Now let's see how using the verifies() function within Wheels improves this:

// In the controller 
function config(){
        error="Invalid user ID."

With that one line of code, Wheels will perform the following checks when a request is made to the controller's editaction:

  • Make sure that the request is a post request.

  • Make sure that the userId variable exists in the params struct.

  • Make sure that the params.userId is of typeguid.

  • If any of those checks fail, redirect the request to the index action and place an error key in the Flash containing the message "Invalid user ID."

All that functionality in only one line of code!

What if you wanted do this for two or more variables? The params and paramsTypes each accept a list so you can include as many variables to check against as you want.

The only thing you need to make sure of is that the number of variables in the params list matches the number types to check against in the paramsTypes list. This also goes for the session/sessionTypes and cookie/cookieTypesarguments, which check for existence and type in the session and cookie scopes, respectively.

Controller Verification vs. Model Object Validation

verifies() exists solely to validate controller and environment level variables and is not a substitute for Object Validationin your model.

A basic example of this is to validate params passed through to your controller from routes. Suppose we have the following route in our application:


In this example, we will want to verify that the userId integer and address struct are both present in the paramsstruct and also that userId is of a certain type:

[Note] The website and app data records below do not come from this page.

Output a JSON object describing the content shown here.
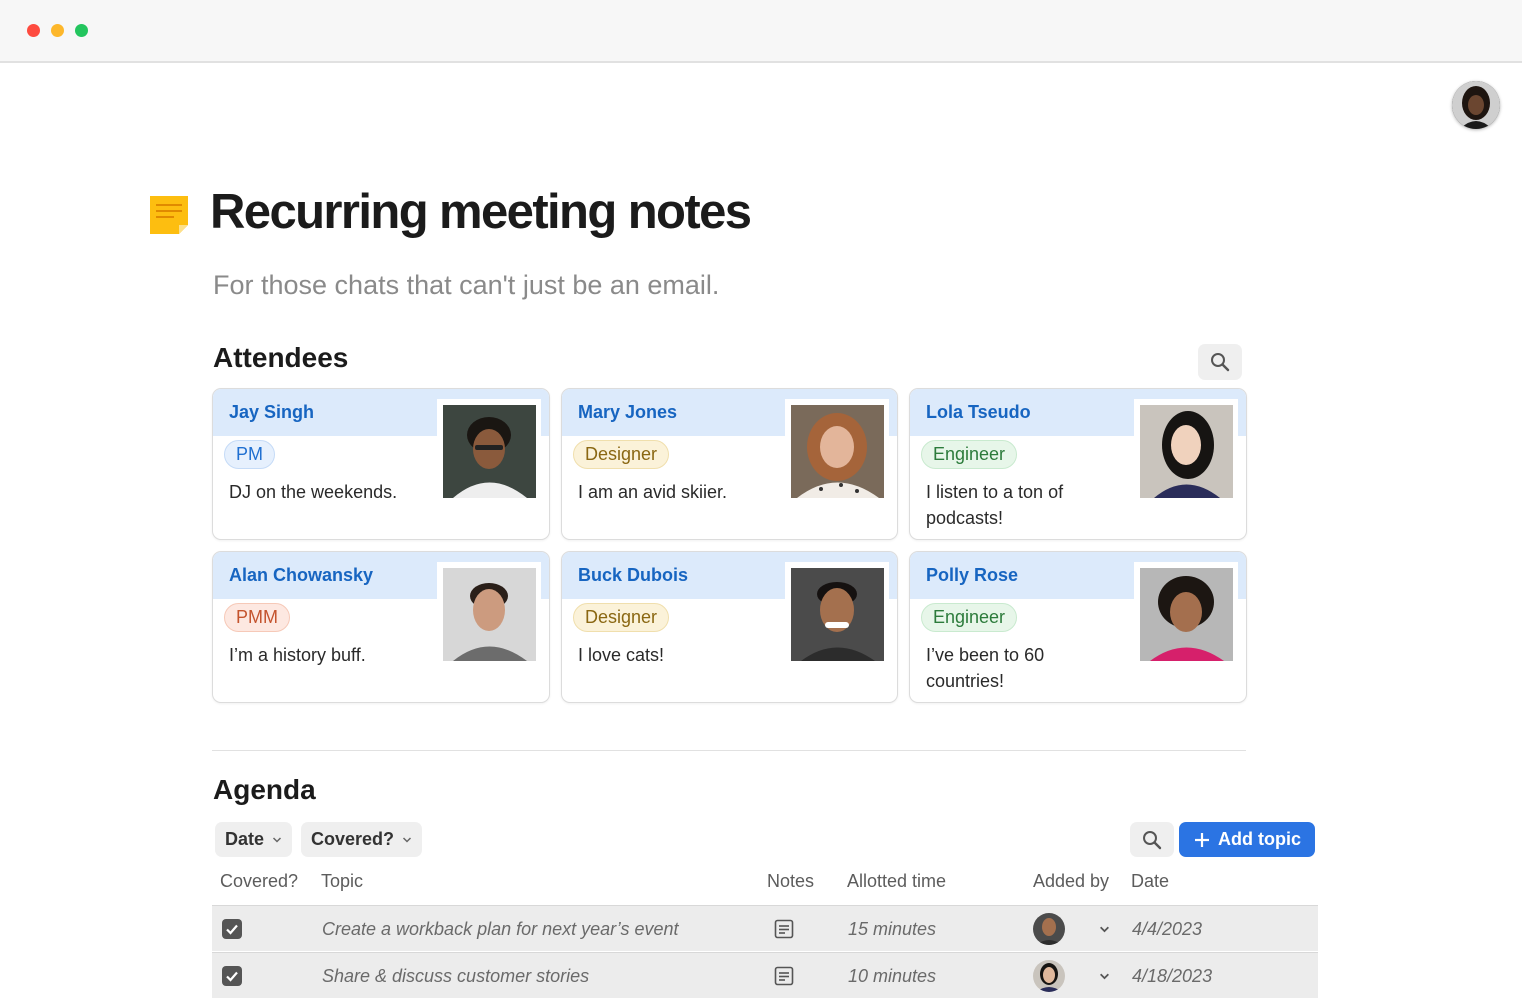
{
  "window": {
    "controls": [
      "close",
      "minimize",
      "maximize"
    ]
  },
  "page": {
    "icon": "sticky-note-icon",
    "title": "Recurring meeting notes",
    "subtitle": "For those chats that can't just be an email."
  },
  "attendees": {
    "title": "Attendees",
    "people": [
      {
        "name": "Jay Singh",
        "role": "PM",
        "note": "DJ on the weekends.",
        "role_color": "blue"
      },
      {
        "name": "Mary Jones",
        "role": "Designer",
        "note": "I am an avid skiier.",
        "role_color": "yellow"
      },
      {
        "name": "Lola Tseudo",
        "role": "Engineer",
        "note": "I listen to a ton of podcasts!",
        "role_color": "green"
      },
      {
        "name": "Alan Chowansky",
        "role": "PMM",
        "note": "I’m a history buff.",
        "role_color": "orange"
      },
      {
        "name": "Buck Dubois",
        "role": "Designer",
        "note": "I love cats!",
        "role_color": "yellow"
      },
      {
        "name": "Polly Rose",
        "role": "Engineer",
        "note": "I’ve been to 60 countries!",
        "role_color": "green"
      }
    ]
  },
  "agenda": {
    "title": "Agenda",
    "filters": [
      "Date",
      "Covered?"
    ],
    "add_label": "Add topic",
    "columns": [
      "Covered?",
      "Topic",
      "Notes",
      "Allotted time",
      "Added by",
      "Date"
    ],
    "rows": [
      {
        "covered": true,
        "topic": "Create a workback plan for next year’s event",
        "time": "15 minutes",
        "date": "4/4/2023"
      },
      {
        "covered": true,
        "topic": "Share & discuss customer stories",
        "time": "10 minutes",
        "date": "4/18/2023"
      }
    ]
  },
  "colors": {
    "accent": "#2b74e3",
    "card_header": "#dceafb",
    "name_text": "#1765c1"
  }
}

However, verifies() should not be used to make sure that values within the address struct themselves are valid (such as making sure that address.zipCode is correct). Because the address struct will be passed in to the model, the validation will be performed there.

Last updated